Liszt at the Piano, painted in 1840 - regarding Franz’s birthday yesterday, by Josef Danhauser
Danhauser (1805-1845) was an Austrian Biedermeier artist from Vienna, known also for painting the death mask of Beethoven soon after he passed away. Although appointed professor to the Academy in Vienna, he preferred travelling around Europe with his patron. Unfortunately he died young of typhus, at the age of forty.
The painting of Liszt and friends was painted for piano maker Conrad Graf; it’s not a depiction of any real event, since people on it had never been in Vienna all at the same time. It is an ideal group portrait of people that belonged to Liszt’s Parisian circle - George Sand, Dumas the father and Victor Hugo; Nicolo Paganini, Gioachino Rossini and Liszt. Liszt is playing the piano on which stands a huge bust of Beethoven, which he indeed had in his room, only smaller, and to which all three musicians of the group are looking at. On the wall, as a painting within a painting, there is a portrait of the poet Lord Byron, another heroic presence in absence.
Sitting on the floor, with her head against the piano, is Countess Marie Catherine d’Agoult, who reportedly always took that position when Liszt preformed, falling into some sort of trance ;) She was a writer that used pen name Daniel Stern and held a famous salon where many famous musicians played, including Liszt; the two fell in love and, after she abandoned her husband, lived together in Switzerland. They had three children together aming which one Cosima, the future Cosima Wagner :) Another lady of the group, George Sand, is not depicted as a lady at all - true to her self devised image she is dressed like a man and is smoking a cigar; her hand is on Dumas’ open book, while her leg rests on another - a particularly interesting detail which should suggest that there should be silence while the music is being preformed.

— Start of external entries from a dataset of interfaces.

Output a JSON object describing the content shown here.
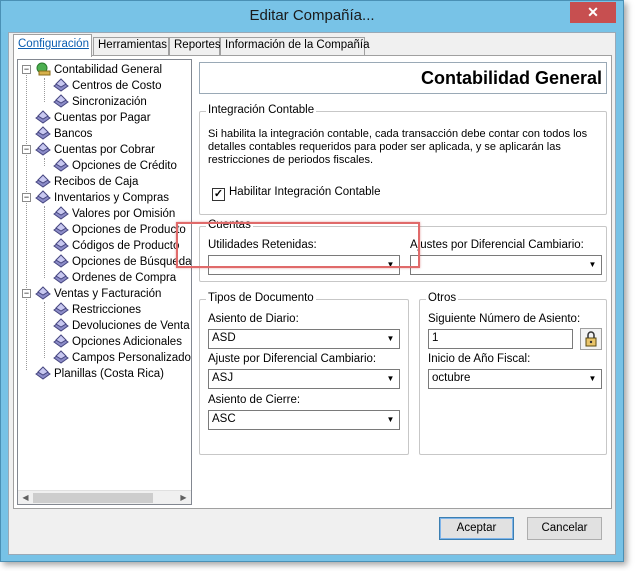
{
  "window": {
    "title": "Editar Compañía...",
    "close_label": "✕"
  },
  "tabs": [
    {
      "label": "Configuración"
    },
    {
      "label": "Herramientas"
    },
    {
      "label": "Reportes"
    },
    {
      "label": "Información de la Compañía"
    }
  ],
  "tree": {
    "items": [
      {
        "label": "Contabilidad General",
        "icon": "accounting-globe-icon"
      },
      {
        "label": "Centros de Costo",
        "icon": "module-icon"
      },
      {
        "label": "Sincronización",
        "icon": "module-icon"
      },
      {
        "label": "Cuentas por Pagar",
        "icon": "module-icon"
      },
      {
        "label": "Bancos",
        "icon": "module-icon"
      },
      {
        "label": "Cuentas por Cobrar",
        "icon": "module-icon"
      },
      {
        "label": "Opciones de Crédito",
        "icon": "module-icon"
      },
      {
        "label": "Recibos de Caja",
        "icon": "module-icon"
      },
      {
        "label": "Inventarios y Compras",
        "icon": "module-icon"
      },
      {
        "label": "Valores por Omisión",
        "icon": "module-icon"
      },
      {
        "label": "Opciones de Producto",
        "icon": "module-icon"
      },
      {
        "label": "Códigos de Producto",
        "icon": "module-icon"
      },
      {
        "label": "Opciones de Búsqueda",
        "icon": "module-icon"
      },
      {
        "label": "Ordenes de Compra",
        "icon": "module-icon"
      },
      {
        "label": "Ventas y Facturación",
        "icon": "module-icon"
      },
      {
        "label": "Restricciones",
        "icon": "module-icon"
      },
      {
        "label": "Devoluciones de Venta",
        "icon": "module-icon"
      },
      {
        "label": "Opciones Adicionales",
        "icon": "module-icon"
      },
      {
        "label": "Campos Personalizados",
        "icon": "module-icon"
      },
      {
        "label": "Planillas (Costa Rica)",
        "icon": "module-icon"
      }
    ]
  },
  "panel": {
    "title": "Contabilidad General",
    "integration": {
      "group_label": "Integración Contable",
      "description": "Si habilita la integración contable, cada transacción debe contar con todos los detalles contables requeridos para poder ser aplicada, y se aplicarán las restricciones de periodos fiscales.",
      "checkbox_label": "Habilitar Integración Contable",
      "checked": true
    },
    "cuentas": {
      "group_label": "Cuentas",
      "utilidades_label": "Utilidades Retenidas:",
      "utilidades_value": "",
      "ajustes_label": "Ajustes por Diferencial Cambiario:",
      "ajustes_value": ""
    },
    "tipos": {
      "group_label": "Tipos de Documento",
      "diario_label": "Asiento de Diario:",
      "diario_value": "ASD",
      "ajuste_label": "Ajuste por Diferencial Cambiario:",
      "ajuste_value": "ASJ",
      "cierre_label": "Asiento de Cierre:",
      "cierre_value": "ASC"
    },
    "otros": {
      "group_label": "Otros",
      "siguiente_label": "Siguiente Número de Asiento:",
      "siguiente_value": "1",
      "inicio_label": "Inicio de Año Fiscal:",
      "inicio_value": "octubre"
    }
  },
  "buttons": {
    "accept": "Aceptar",
    "cancel": "Cancelar"
  },
  "colors": {
    "titlebar": "#78c3e7",
    "close": "#c74f50",
    "highlight": "#e06a6a",
    "active_tab": "#0b5eb1"
  }
}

Liszt preformed series of concerts in Vienna in winter 1839-40 on Graf piano; it is however a bit odd that great champions of Graf pianos - most notably Chopin and Clara Wieck Schumann were omitted, especially since both of them used Graf’s pianos much more than Liszt.